### TASK TO CARRY OUT
Work through the data and say how many lines contain "list". The number alone is the answer.

** DATASET RECORDS follows **

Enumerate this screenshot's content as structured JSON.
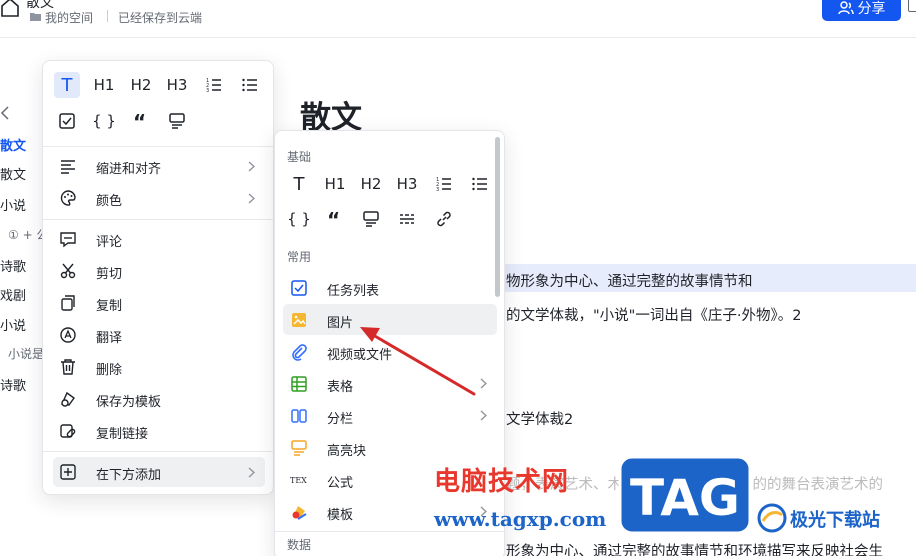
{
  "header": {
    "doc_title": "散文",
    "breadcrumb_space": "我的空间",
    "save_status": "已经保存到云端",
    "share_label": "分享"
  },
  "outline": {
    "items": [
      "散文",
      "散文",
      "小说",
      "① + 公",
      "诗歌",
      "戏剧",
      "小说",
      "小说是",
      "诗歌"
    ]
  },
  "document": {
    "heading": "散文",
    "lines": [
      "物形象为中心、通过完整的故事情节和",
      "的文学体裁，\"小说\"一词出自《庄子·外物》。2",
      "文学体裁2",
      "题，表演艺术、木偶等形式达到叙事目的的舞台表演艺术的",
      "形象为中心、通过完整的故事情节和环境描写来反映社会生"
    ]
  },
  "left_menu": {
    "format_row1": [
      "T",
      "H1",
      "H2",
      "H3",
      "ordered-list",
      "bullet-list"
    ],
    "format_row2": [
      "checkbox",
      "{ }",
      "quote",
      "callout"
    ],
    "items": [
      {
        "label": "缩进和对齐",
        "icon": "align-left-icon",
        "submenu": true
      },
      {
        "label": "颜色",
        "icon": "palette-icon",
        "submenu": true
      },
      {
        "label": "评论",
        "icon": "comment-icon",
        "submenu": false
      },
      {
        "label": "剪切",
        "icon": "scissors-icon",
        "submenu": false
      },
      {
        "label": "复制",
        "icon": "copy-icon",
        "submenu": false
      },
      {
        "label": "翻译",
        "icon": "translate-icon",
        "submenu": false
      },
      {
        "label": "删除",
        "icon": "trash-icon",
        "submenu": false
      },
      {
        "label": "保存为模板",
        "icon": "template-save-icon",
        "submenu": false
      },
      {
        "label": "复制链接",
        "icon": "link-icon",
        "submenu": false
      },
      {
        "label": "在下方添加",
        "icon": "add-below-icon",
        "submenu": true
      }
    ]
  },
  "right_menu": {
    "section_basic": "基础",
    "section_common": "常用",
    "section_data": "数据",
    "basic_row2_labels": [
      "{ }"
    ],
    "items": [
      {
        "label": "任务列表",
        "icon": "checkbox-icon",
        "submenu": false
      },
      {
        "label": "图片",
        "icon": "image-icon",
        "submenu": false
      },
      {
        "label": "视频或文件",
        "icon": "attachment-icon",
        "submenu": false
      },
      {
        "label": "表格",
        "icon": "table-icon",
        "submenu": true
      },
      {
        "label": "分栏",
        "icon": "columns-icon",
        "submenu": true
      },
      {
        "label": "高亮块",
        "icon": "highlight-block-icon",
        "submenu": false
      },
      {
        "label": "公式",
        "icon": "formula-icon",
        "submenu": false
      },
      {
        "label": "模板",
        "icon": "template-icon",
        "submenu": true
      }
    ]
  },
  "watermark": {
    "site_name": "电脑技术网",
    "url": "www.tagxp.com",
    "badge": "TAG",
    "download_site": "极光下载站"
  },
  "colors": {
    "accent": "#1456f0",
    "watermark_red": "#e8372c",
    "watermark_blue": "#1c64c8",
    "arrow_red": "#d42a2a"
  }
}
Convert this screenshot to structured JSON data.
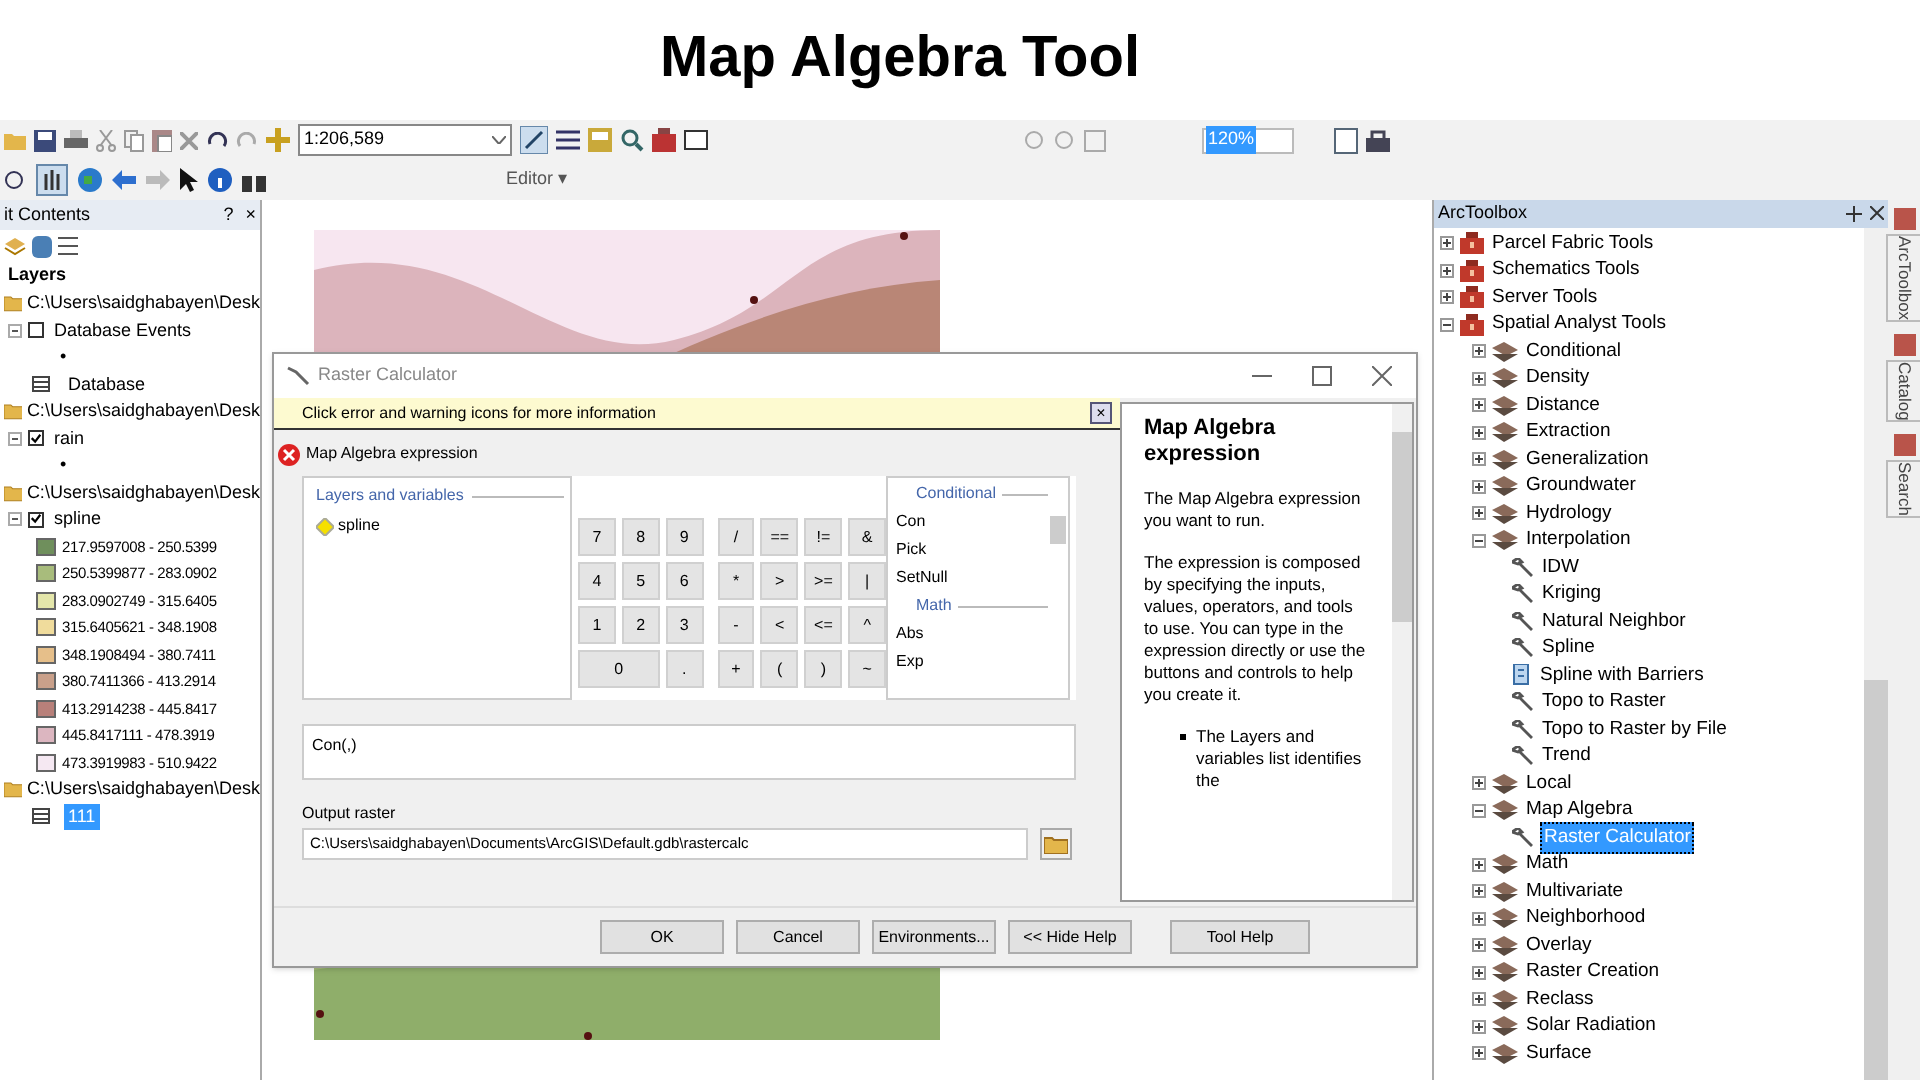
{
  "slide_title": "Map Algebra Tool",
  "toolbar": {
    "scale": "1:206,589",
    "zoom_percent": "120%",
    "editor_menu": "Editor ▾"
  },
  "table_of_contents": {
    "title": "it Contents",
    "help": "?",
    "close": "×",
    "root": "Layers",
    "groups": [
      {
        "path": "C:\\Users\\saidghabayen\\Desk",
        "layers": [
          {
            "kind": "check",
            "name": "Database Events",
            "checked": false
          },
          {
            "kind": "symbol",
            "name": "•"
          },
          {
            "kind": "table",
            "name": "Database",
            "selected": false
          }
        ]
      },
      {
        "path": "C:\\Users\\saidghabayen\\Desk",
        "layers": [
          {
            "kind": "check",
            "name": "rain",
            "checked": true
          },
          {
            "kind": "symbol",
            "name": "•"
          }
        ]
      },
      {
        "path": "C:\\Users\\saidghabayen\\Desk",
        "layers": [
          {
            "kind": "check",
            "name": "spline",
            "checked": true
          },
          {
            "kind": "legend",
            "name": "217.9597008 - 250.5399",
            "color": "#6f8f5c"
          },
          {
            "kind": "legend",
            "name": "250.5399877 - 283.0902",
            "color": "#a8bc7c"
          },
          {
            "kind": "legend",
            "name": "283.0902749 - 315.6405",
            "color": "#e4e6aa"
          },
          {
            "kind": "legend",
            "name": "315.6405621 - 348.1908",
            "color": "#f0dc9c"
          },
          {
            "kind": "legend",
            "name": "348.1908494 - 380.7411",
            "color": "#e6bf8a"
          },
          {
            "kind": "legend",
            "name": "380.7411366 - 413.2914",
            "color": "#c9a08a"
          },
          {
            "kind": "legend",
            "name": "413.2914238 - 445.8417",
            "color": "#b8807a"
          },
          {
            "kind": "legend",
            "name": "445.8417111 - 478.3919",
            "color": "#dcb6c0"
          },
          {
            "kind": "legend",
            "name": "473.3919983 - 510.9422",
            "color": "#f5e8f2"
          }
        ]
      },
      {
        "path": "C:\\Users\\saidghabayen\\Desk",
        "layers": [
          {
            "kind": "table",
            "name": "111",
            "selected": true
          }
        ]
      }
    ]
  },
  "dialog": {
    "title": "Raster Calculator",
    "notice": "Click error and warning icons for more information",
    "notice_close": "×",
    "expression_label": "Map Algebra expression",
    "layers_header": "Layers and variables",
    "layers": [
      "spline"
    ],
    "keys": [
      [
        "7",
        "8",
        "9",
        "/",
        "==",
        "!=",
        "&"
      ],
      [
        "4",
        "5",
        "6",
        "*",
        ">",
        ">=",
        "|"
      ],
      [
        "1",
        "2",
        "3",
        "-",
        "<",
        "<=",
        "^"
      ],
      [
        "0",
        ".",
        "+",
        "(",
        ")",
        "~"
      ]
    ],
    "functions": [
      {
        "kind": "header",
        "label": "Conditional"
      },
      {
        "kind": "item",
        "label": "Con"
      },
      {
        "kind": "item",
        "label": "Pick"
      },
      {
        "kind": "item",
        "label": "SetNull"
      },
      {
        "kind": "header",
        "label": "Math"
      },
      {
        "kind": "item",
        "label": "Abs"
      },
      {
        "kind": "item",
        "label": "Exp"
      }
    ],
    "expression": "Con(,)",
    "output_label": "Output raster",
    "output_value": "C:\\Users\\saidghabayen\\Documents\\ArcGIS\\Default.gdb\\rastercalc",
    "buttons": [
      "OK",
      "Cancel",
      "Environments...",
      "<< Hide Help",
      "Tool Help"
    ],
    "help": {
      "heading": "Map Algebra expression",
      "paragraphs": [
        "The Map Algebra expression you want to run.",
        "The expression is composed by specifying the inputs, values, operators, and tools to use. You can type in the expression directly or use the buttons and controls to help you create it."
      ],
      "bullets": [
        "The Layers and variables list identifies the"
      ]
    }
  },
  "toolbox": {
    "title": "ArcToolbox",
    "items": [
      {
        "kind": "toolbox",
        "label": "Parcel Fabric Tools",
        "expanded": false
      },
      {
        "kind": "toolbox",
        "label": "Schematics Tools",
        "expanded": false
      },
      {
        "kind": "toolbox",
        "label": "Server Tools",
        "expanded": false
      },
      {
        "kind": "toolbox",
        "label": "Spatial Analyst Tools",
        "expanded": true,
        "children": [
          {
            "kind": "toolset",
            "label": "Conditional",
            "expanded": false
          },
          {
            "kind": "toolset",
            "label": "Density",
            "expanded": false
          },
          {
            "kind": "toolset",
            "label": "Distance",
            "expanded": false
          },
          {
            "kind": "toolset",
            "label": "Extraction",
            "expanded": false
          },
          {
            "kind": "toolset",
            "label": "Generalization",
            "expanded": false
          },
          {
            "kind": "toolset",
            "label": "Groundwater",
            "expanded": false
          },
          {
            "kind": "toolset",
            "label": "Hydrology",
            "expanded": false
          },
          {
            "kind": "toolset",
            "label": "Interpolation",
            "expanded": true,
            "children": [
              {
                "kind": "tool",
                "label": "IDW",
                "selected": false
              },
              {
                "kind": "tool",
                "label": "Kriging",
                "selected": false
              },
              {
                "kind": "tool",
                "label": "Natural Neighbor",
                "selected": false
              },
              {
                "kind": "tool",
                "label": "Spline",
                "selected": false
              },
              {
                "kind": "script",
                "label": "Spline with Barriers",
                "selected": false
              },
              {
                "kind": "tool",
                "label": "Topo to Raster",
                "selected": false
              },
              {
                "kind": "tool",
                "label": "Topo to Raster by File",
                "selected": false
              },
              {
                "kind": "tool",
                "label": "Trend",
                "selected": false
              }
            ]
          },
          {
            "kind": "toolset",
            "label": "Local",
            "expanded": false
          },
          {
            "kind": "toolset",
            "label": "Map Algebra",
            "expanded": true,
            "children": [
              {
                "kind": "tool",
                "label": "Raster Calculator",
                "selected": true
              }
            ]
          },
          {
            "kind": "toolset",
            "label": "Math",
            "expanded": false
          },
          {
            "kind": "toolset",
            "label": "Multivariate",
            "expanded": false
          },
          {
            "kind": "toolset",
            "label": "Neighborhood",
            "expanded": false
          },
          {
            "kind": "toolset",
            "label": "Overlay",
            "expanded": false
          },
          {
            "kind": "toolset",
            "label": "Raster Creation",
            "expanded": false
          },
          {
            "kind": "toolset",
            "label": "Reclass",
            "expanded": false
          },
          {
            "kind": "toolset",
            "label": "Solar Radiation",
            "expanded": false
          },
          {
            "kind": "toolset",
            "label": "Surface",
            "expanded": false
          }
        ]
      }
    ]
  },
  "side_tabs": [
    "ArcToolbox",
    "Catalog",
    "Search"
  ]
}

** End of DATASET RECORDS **

### TASK RESULT
3